[ii] The church’s enthusiasm for primarily meeting belongingness and love needs sheds light on how churches grew during the post-World War II economic expansion. The Builder Generation (b. 1945 and before) was basking in unrivaled prosperity and a church-friendly milieu. Thus, tactics that meet belongingness and love needs such as membership classes and assimilation standards were touted (see Finke and Starke The Churching of America as well as additional factors discussed in Laurence Iannacone’s 1994 essay, “Why Strict Churches Are Strong” in American Journal of Sociology (Chicago: University of Chicago, 1994), vol. 99, no. 5, 1180-1211.

[iii] Hebrew chesed, Francis Brown, S. R. Driver and Charles A. Briggs, A Hebrew and English Lexicon of the Old Testament (Oxford: Clarendon Press, 1974), 338.
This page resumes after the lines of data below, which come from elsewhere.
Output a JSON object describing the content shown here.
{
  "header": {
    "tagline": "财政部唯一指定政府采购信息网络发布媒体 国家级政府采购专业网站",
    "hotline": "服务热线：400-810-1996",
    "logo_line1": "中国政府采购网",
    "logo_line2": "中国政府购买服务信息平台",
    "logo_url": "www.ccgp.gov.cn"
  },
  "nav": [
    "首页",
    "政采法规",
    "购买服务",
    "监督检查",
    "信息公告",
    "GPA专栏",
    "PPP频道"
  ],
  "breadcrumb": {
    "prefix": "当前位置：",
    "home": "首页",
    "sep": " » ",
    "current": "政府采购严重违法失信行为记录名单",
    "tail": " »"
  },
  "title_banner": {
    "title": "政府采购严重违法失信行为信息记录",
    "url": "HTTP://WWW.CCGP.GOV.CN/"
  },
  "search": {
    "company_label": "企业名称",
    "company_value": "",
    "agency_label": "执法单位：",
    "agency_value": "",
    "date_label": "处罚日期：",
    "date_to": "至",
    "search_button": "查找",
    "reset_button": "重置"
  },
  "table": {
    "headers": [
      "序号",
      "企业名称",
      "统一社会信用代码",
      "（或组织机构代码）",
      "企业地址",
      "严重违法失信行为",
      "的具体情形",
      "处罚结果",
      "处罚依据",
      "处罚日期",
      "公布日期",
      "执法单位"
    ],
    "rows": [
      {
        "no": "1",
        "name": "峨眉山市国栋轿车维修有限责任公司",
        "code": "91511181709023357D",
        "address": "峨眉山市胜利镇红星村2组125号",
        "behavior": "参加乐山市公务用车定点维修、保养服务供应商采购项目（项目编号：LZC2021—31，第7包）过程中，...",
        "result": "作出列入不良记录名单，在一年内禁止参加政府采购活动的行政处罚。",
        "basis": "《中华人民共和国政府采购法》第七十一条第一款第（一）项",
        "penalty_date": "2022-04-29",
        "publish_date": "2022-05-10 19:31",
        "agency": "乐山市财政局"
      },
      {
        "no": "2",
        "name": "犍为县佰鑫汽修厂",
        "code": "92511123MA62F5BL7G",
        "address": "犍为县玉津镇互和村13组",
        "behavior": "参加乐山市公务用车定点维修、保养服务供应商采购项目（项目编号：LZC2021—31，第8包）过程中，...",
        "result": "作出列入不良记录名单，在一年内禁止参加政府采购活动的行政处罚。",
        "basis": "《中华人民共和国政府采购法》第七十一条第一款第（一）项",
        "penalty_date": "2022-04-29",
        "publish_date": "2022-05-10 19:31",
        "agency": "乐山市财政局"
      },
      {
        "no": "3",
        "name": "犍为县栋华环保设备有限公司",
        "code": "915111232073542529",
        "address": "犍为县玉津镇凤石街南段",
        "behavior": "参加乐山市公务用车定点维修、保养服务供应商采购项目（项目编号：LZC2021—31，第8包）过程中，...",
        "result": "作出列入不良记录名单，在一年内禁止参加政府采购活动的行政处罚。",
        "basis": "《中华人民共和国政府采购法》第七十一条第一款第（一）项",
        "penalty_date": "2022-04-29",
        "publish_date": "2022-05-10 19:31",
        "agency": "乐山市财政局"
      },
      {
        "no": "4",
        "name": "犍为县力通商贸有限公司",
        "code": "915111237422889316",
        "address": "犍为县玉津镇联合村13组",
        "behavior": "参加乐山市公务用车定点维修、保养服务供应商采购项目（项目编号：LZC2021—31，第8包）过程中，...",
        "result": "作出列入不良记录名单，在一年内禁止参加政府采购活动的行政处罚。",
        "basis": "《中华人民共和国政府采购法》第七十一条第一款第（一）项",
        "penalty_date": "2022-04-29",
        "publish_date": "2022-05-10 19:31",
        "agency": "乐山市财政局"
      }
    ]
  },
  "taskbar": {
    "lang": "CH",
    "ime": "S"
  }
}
Speaking Hashtags: #BreakForth16 #SalvationCenterTX

SPIRITUAL TRANSFORMATION & A Case Study #WaypointBook

by Guillaume Bignon, Christianity Today, 11/17/2014

How a French Atheist Becomes a TheologianImage: Dan Bigelow

If French atheists rarely become evangelical Christians, how much rarer it is for one to become an evangelical Christian theologian. So what happened? One might argue that with 66 million French people, I’m just a fluke, an anomaly. I am inclined to see it as the work of a God who says, “I will have mercy on whom I have mercy” (Rom. 9:15). Hearing the facts may help you decide for yourself…

Read more at … http://www.christianitytoday.com/ct/2014/november/how-french-atheist-becomes-theologian.html?paging=off

DIVERSITY & A surprising map of the world’s most and least religiously diverse countries #PewResearch

Commentary by Dr. Whitesel: “To me this is a reminder that because America is not as diverse as it thinks, that Americans may not be as sensitive to inter-religious differences and preferences. (See Spiritual Waypoints, 2010, chapter 16, 15 and 14 for ideas how to better communicate the Good News with people of different faiths.)  This also means in America we will need to work harder to understand and communicate to people of different faiths and cultures, because the religious cultural mix in America is not as robust as it is even just to our north in Canada or around the globe.”

A surprising map of the world’s most and least religiously diverse countries

by Max Fisher on April 15, 2014

“The world’s most and least religiously diverse countries may not be quite what you think, judging by an extensive report by Pew that scores and ranks countries on religious diversity by indexing survey data with a mathematical model. The results, to be honest, really surprised me.

Here’s the data mapped out, with the most religiously diverse countries in blue and the least diverse in yellow:”

Religious_diversity

 

Read more at … http://www.vox.com/2014/4/15/5617068/a-surprising-map-of-the-worlds-most-and-least-religiously-diverse

ATHEISM & Agnostics

“Nones” on the Rise
by Pew Research Center’s Religion & Public Life Project

“The number of Americans who do not identify with any religion continues to grow at a rapid pace. One-fifth of the U.S. public – and a third of adults under 30 – are religiously unaffiliated today, the highest percentages ever in Pew Research Center polling.

In the last five years alone, the unaffiliated have increased from just over 15% to just under 20% of all U.S. adults. Their ranks now include more than 13 million self-described atheists and agnostics (nearly 6% of the U.S. public), as well as nearly 33 million people who say they have no particular religious affiliation (14%)…”

No religious affiliation in America has grown to 19.6%

Read more at … http://www.pewforum.org/2012/10/09/nones-on-the-rise/